# [EXERCISE GOAL]
Write out the records that follow exactly. Do not include pictures.

Stored items from a collection
════════════════
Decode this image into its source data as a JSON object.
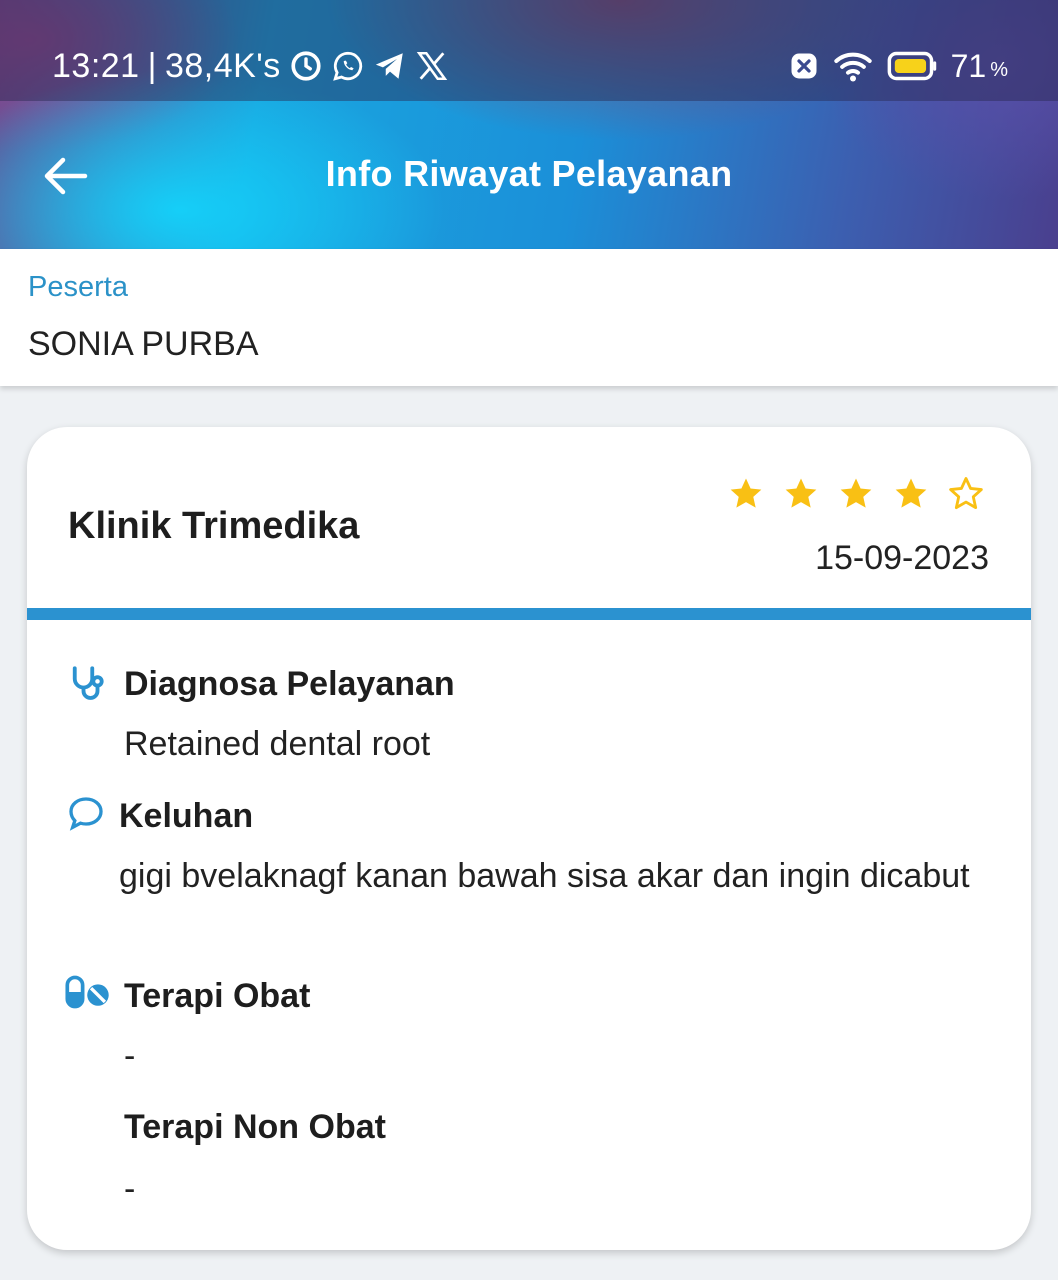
{
  "status_bar": {
    "time": "13:21",
    "separator": "|",
    "network_speed": "38,4K's",
    "left_icons": [
      "alarm-icon",
      "whatsapp-icon",
      "telegram-icon",
      "x-icon"
    ],
    "right_icons": [
      "no-sim-icon",
      "wifi-icon",
      "battery-icon"
    ],
    "battery_percent": "71",
    "battery_unit": "%"
  },
  "app_bar": {
    "title": "Info Riwayat Pelayanan",
    "back_icon": "arrow-left-icon"
  },
  "participant": {
    "label": "Peserta",
    "name": "SONIA PURBA"
  },
  "visit": {
    "clinic": "Klinik Trimedika",
    "rating": 4,
    "rating_max": 5,
    "date": "15-09-2023",
    "sections": [
      {
        "icon": "stethoscope-icon",
        "title": "Diagnosa Pelayanan",
        "value": "Retained dental root"
      },
      {
        "icon": "chat-bubble-icon",
        "title": "Keluhan",
        "value": "gigi bvelaknagf kanan bawah sisa akar dan ingin dicabut"
      },
      {
        "icon": "pills-icon",
        "title": "Terapi Obat",
        "value": "-"
      },
      {
        "icon": "",
        "title": "Terapi Non Obat",
        "value": "-"
      }
    ]
  },
  "colors": {
    "accent": "#2b92d0",
    "label_blue": "#2b92c8",
    "star": "#f9c014",
    "icon_blue": "#2b92d0"
  }
}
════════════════
# [RESPONSE TO THIS TASK]
Decode this image into its source data as a JSON object.
{
  "status_bar": {
    "time": "13:21",
    "separator": "|",
    "network_speed": "38,4K's",
    "left_icons": [
      "alarm-icon",
      "whatsapp-icon",
      "telegram-icon",
      "x-icon"
    ],
    "right_icons": [
      "no-sim-icon",
      "wifi-icon",
      "battery-icon"
    ],
    "battery_percent": "71",
    "battery_unit": "%"
  },
  "app_bar": {
    "title": "Info Riwayat Pelayanan",
    "back_icon": "arrow-left-icon"
  },
  "participant": {
    "label": "Peserta",
    "name": "SONIA PURBA"
  },
  "visit": {
    "clinic": "Klinik Trimedika",
    "rating": 4,
    "rating_max": 5,
    "date": "15-09-2023",
    "sections": [
      {
        "icon": "stethoscope-icon",
        "title": "Diagnosa Pelayanan",
        "value": "Retained dental root"
      },
      {
        "icon": "chat-bubble-icon",
        "title": "Keluhan",
        "value": "gigi bvelaknagf kanan bawah sisa akar dan ingin dicabut"
      },
      {
        "icon": "pills-icon",
        "title": "Terapi Obat",
        "value": "-"
      },
      {
        "icon": "",
        "title": "Terapi Non Obat",
        "value": "-"
      }
    ]
  },
  "colors": {
    "accent": "#2b92d0",
    "label_blue": "#2b92c8",
    "star": "#f9c014",
    "icon_blue": "#2b92d0"
  }
}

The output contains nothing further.